After suffering the consequences of an ill-conceived expansion and poor lending, FNB Rochester Corp. is looking to grow again this time on its home turf.
After announcing its third branch sale in just over a year, $320 million-asset FNB, holding company of First National Bank of Rochester, wants to expand its paltry 2% market share in that city.
FNB plans to use the branch sale proceeds to open new offices in four or five Rochester-area municipalities where it is unrepresented, but president and chief executive R. Carlos Carballada declined to specify where or when.
"We would look at anything that might be available." he said, adding that FNB is in touch with its competitors to see if they're looking to divest any branches. "We'd like to get that done as quickly as we can."
The decision to grow also follows the bank's June release from a 1992 consent order with the Federal Reserve Bank, which came after FNB brought its leverage capital ratio into compliance at 6%. Another order with the Office of the Comptroller of the Currency was lifted March 7.
The change in market focus began after new executives joined the bank in June 1992 to"see if we could work to get the bank back on course again" by cleaning up its bad loans and changing its market focus, Mr. Carballada said.
"Classically, that's what hap*pens when a management team is brought in to clean up," said Kenneth F. Puglisi, managing director of Sandler O'Neill & Partners in New York.
FNB's problems are related to a physical expansion west to Buffalo and east to Syracuse. Those moves left FNB too extended in several markets, Mr. Carballada said.
"In order to be a retailer in a large urban area, you need to have a fairly large distribution system," he said.

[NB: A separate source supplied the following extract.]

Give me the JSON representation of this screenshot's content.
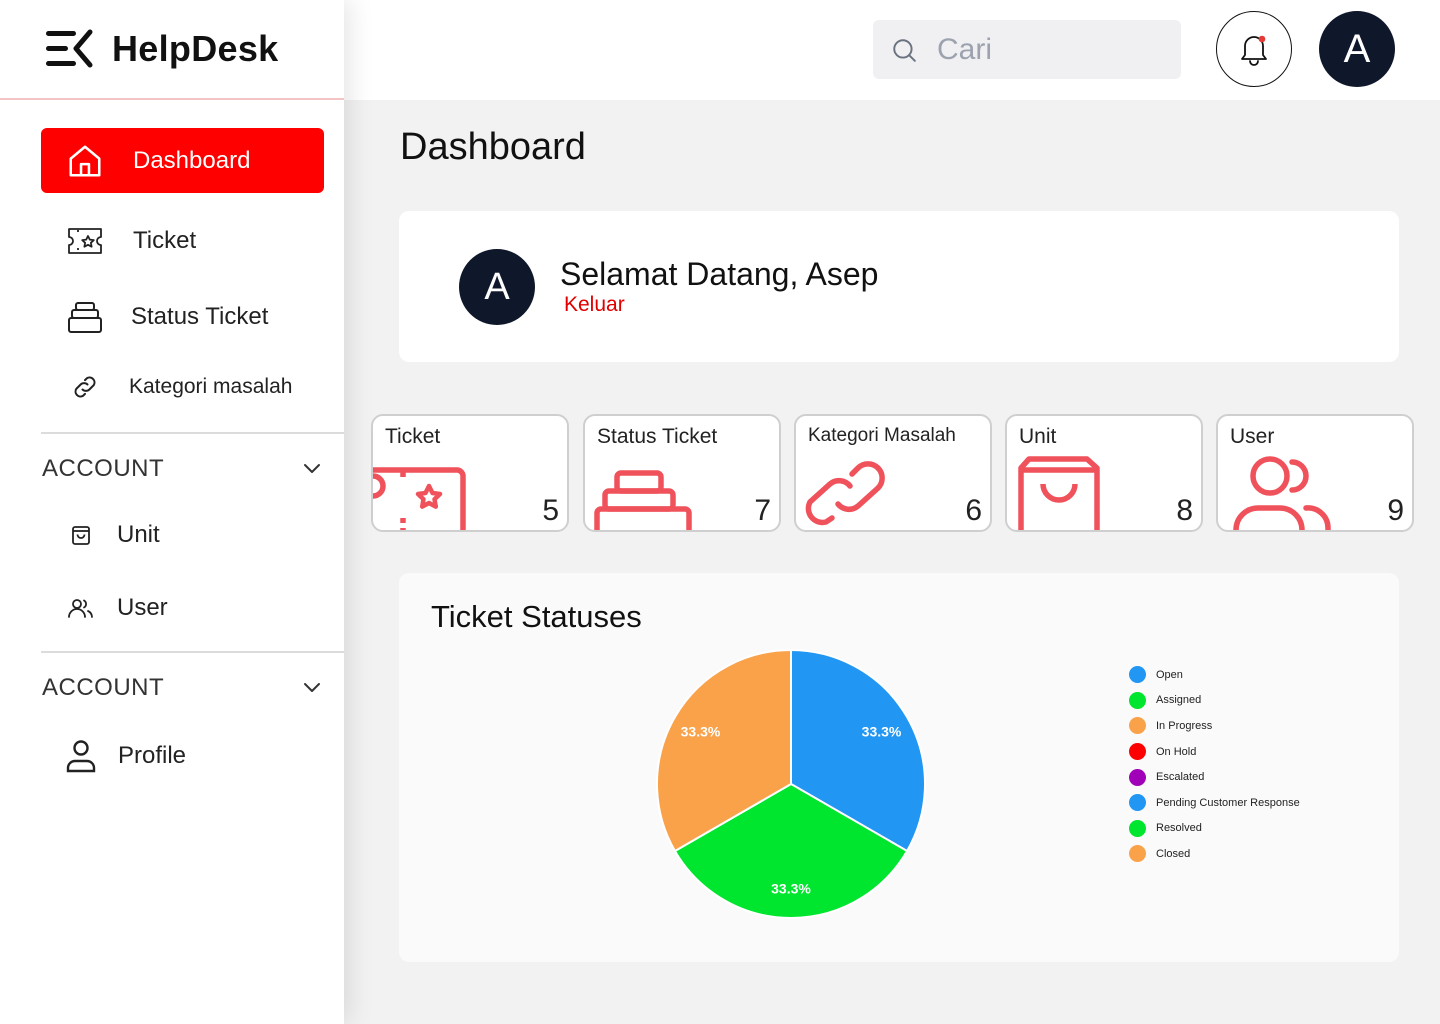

But FNB only had two offices in Syracuse, a city of more than 164,000 people, and would have needed about eight or nine more to be a major player, he estimated.
So officials decided to refocus their retail efforts on Rochester and target only the small business and professional niches in the Buffalo and Syracuse markets.
The retrenching started with the Oct. 1, 1993, sale of the bank's Fair Haven branch, the proceeds of which brought the bank's leverage capital ratio above 6%. The bank now has a leverage ratio of 6.47%.
That was followed by the sale of FNB's Atlanta National Bank subsidiary to Bath National Corp. on April, 1, taking the company out of the Southern Tier New York region. where executives saw no room for growth. Mr. Carballada said.
Finally, on Aug. 1, the bank sold a branch in Syracuse to Center Banks Inc.
In both Syracuse and Buffalo, FNB is keeping a commercial loan origination office.
FNB also had a peak of $16.6 million in nonperforming assets, or 6% of all assets, in September 1992. The bank has since brought that down to $8.6 million, or 2.7% of total assets, at June 30, 1994.